On appeal, the defendant attacked the testimony of the plaintiff’s expert on two grounds. Defendant challenged the expert’s methodology in arriving at his conclusion and the facts upon which he relied. “When faced with a proffer of scientific testimony, the court must make a preliminary assessment of whether the reasoning or methodology underlying the testimony is scientifically valid and reliable.” The defendant argued that the doctor settled upon the first cause of death that he came across and failed to conduct sufficient further inquiry.

In determining whether plaintiff’s expert used an acceptable methodology, the court looked to the recent decision in Alsheik v. Guerrero. In Alsheik the court adopted the methodology of a “differential etiology.” The methodology is actually fairly well rooted in commonsense.

In a differential etiology, the doctor rules in all the potential causes of a patient’s ailment and then, by systematically ruling out causes that would not apply to the patient, the physician arrives at what is the likely cause of the ailment or death.

Whether a doctor has followed this methodology is a determination to be made in each case. The way to show that the doctor did not is also very straightforward. “In essence, admissible expert testimony need not rule out all alternative causes, but where a defendant points to a plausible alternative cause and the doctor offers no explanation for why he or she has concluded that it was not the sole cause, that doctor’s methodology is unreliable.” The court, looking at the specific facts of the case found the expert had done so.

The second issue was whether the facts upon which the expert based his testimony were reliable. Specifically, defendant challenged the expert’s reliance on background information from the plaintiff, the wife of the deceased patient, who had been separated from her husband for a year at the time and had no personal knowledge of his condition. The court found that the fundamentals of this argument went toward the weight of the evidence and not the admissibility. As such, the court found that the trial judge did not err in allowing the expert to testify.
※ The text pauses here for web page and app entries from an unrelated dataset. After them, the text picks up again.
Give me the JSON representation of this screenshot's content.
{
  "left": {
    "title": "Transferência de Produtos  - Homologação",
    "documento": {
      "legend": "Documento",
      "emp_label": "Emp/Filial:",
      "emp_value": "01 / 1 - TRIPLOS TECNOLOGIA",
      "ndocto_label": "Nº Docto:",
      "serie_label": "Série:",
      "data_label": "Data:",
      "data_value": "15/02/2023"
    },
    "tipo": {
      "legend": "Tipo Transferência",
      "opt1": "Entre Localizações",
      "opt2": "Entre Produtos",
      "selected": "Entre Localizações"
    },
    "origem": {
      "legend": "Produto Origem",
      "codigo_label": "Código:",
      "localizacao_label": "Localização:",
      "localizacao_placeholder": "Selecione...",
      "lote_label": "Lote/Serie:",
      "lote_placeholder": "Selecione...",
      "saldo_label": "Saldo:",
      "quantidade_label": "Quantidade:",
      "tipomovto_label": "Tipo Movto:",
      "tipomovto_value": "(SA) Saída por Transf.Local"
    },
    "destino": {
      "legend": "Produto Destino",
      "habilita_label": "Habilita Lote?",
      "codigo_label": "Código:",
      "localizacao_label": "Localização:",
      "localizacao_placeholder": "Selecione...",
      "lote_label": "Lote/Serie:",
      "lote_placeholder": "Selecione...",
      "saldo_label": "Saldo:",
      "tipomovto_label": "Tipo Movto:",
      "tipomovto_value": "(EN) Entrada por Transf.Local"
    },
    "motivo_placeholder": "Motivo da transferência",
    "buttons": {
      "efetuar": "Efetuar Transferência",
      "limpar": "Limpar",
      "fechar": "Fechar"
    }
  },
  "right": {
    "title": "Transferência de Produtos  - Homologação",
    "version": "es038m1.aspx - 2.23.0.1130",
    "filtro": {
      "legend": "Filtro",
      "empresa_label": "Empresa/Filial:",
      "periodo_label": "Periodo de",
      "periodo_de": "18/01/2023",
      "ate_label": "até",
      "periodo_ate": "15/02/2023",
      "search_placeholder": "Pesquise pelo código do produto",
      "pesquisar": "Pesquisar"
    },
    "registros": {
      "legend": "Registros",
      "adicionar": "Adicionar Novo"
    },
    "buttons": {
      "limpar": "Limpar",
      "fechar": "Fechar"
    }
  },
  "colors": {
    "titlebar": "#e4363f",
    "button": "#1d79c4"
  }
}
The second issue then is whether the judge made a mistake by not allowing the defendant’s expert to testify. The purpose of the testimony of defendant’s expert was to challenge the basis of plaintiff’s expert’s testimony. This is a routine and acceptable practice. However, in this case the trial judge correctly did not allow the testimony. The reason is because defendant, inexcusably, waited too long to disclose his expert. Unlike what T.V. tells you, there really is not such a thing as a “surprise witness.” The rules of procedure/evidence set out a laundry list of required disclosures – including the identity of experts. The trial occurred on September 26, 2011. The expert was not disclosed until August 19, 2011. Granted, the plaintiff had been less than entirely efficient in meeting discovery deadlines. Nevertheless, by April 20, 2011, defendant knew that he would need the testimony of his expert. Yet, he did not disclose that expert until just over a month before trial. As a result, the trial judge’s judgment was upheld on all issues.

As you can see, the procedures for getting expert testimony before a jury can be treacherous. It is important to find counsel that knows how to handle this process when navigating your case through treacherous waters of litigation.

Join us again next time for further discussions of developments in the law.



*Disclaimer: The author is licensed to practice in the state of Indiana. The information contained above is provided for informational purposes only and should not be construed as legal advice on any subject matter. Laws vary by state and region. Furthermore, the law is constantly changing. Thus, the information above may no longer be accurate at this time. No reader of this content, clients or otherwise, should act or refrain from acting on the basis of any content included herein without seeking the appropriate legal or other professional advice on the particular facts and circumstances at issue.